A second look at Pythagorean win estimators
March 28, 2007 13 Comments
Over the past few days on the SABR statistical analysis list-serv, there’s been a bit of chatter about the Pythagorean win estimator. My guess is that most of the folks reading this post are familiar with the formula, but for the benefit of those who may not be, the formula was created by Bill James, in an attempt to model how many games a team “should” have won, based on how many runs they scored and how many they allowed. The original formula read: Winning % = RS^2 / (RS^2 + RA^2). It’s eerie resemblance to the Pythagorean theorem in geometry (the one you hated in high school) gave it a name. Several different modifications have been suggested in the intervening years, including changing the exponent to 1.82 (some say 1.81), and two “dynamic exponent” formulas (one by Clay Davenport, the other by David Smyth) which have a formula to calculate the proper exponent, which is then substituted in on a case-by-case basis.
Before coming on board here at MVN, I had meditated briefly on these formulae and their merits relative to each other, with the Smyth formula coming out the winner, if only by a tiny margin. In evaluating any estimator, there are two important questions to answer: how closely does it predict the observed values (in this case, the team’s actual winning percentages) and are the mistakes (in statistics-speak, residuals) in some way biased. In my original post, I found that the residuals were essentially centered around zero (very good!) and the standard deviation of the residuals for all four of the formulae was somewhere in the neighborhood of 4.3 wins. Additionally, the residuals all showed a minimal amount of skew.
There are a few more residual diagnostics to run to check for any additional biases in the estimators. For example, if the estimators over-estimate the winning percentages of good teams, but under-estimate the winning percentages of bad teams (or vice versa, for that matter), then there is a built-in bias to the estimator. Along with being accurate, no matter the team quality, an estimator should work no matter how many games were played in the season, and how many runs the team scored and/or gave up.

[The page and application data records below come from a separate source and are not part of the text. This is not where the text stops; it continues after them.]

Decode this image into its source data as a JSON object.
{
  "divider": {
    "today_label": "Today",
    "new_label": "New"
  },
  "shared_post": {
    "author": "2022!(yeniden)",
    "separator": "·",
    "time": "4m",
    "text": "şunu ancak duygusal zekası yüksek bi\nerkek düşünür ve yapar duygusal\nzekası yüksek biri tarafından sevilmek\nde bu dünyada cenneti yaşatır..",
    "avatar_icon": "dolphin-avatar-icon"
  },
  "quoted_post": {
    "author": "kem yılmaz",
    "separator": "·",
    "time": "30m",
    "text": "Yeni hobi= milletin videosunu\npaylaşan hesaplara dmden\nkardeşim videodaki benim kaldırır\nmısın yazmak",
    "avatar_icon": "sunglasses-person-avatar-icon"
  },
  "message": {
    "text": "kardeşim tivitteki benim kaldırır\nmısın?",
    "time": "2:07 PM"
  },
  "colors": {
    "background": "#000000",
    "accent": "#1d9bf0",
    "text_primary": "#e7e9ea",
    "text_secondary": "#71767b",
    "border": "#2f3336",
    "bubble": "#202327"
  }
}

I used the Lahman database for this one, and selected out all teams who played at least 100 games. This gave me a database of 2370 team-seasons to work with. I calculated the projected winning percentages for the Pythagorean, Exp 1.82, Davenport, and Smyth formulae, and then subtracted each of them from the actual winning percentage to get the residual for each.
I calculated (well OK, my computer calculated them) correlation coefficients for the residuals of each formula and the following variables: games played, runs scored per game, runs allowed per game, wins, and actual winning percentage. None of the formulae were correlated with games played. There were small correlations observed between the original Pythagorean formula and runs scored per game (.106) and runs allowed (-.071). No other such correlations were observed. Those correlation values were significant, although are rather small in magnitude.
The biggest finding in my analyses was the fact that the residuals from the Exp 1.82 formula, Davenport, and Smyth formulae were all correlated with wins and winning percentage. The Exp 1.82 formula, likely the most-used and reported formula, showed correlation coefficients of -.346 and -.380, respectively. The Davenport (-.253 and -.269) and Smyth (-.256 and -.273) correlation coefficients were lower, although still notable. The original Pythagorean formula residuals had much lower correlations of -.095 and -.101. These findings suggest that Exp 1.82, Davenport, and Smyth all have a bias such that better teams are more likely to have their estimates in the formulas be lower than their actual winning percentage. Poor teams are more likely to have their estimates be higher than their actual winning percentage.
If the previous sentence made your head spin, here it is in English with numbers made up on the spot for pure illustrative purposes: Let’s say that a team won 94 games in the year in question. The Exp 1.82, Davenport, and Smyth formulas are more likely to be wrong in the direction of saying that the team should have won fewer games (91). A poor team that won 61 games is more likely to have their projection be much higher (perhaps 65).
So what? Since these formulas became popular, the differences between the projections and the actual results have been taken to indicators of such things as manager ability. (A less-than-proper use of the formula in my opinion, but it is the common application.) If a team wins more than its projection, the manager must be doing a good job, because he’s maximizing runs at the proper time to win games. If a team wins fewer than projected, the manager might be fired. If the formulas are biased though, some of the credit and blame being passed along due to them may be a statistical artifact. The bias built into the formula would make a manager from a last-place team look like he is underperforming, even as he now has to answer to the GM on having just lost 101 games. On the other hand, the manager on the successful team is more likely to look like he is over-performing and maybe will get a nice contract extension and raise out of it. Managers on bad teams look even worse, and managers on good teams look even better.
It looks like the Pythagorean estimators need a little bit of tinkering. They don’t need to be thrown out. In fact, to the contrary, they perform exceptionally well overall. The bias I identified is going to be most noticeable at the extremes, which is a common problem in estimators of this type. Analysts just need to be a little more careful in interpreting the results in those cases.
Remember: Even the Scarecrow didn’t get the Pythagorean theorem exactly right on the first try.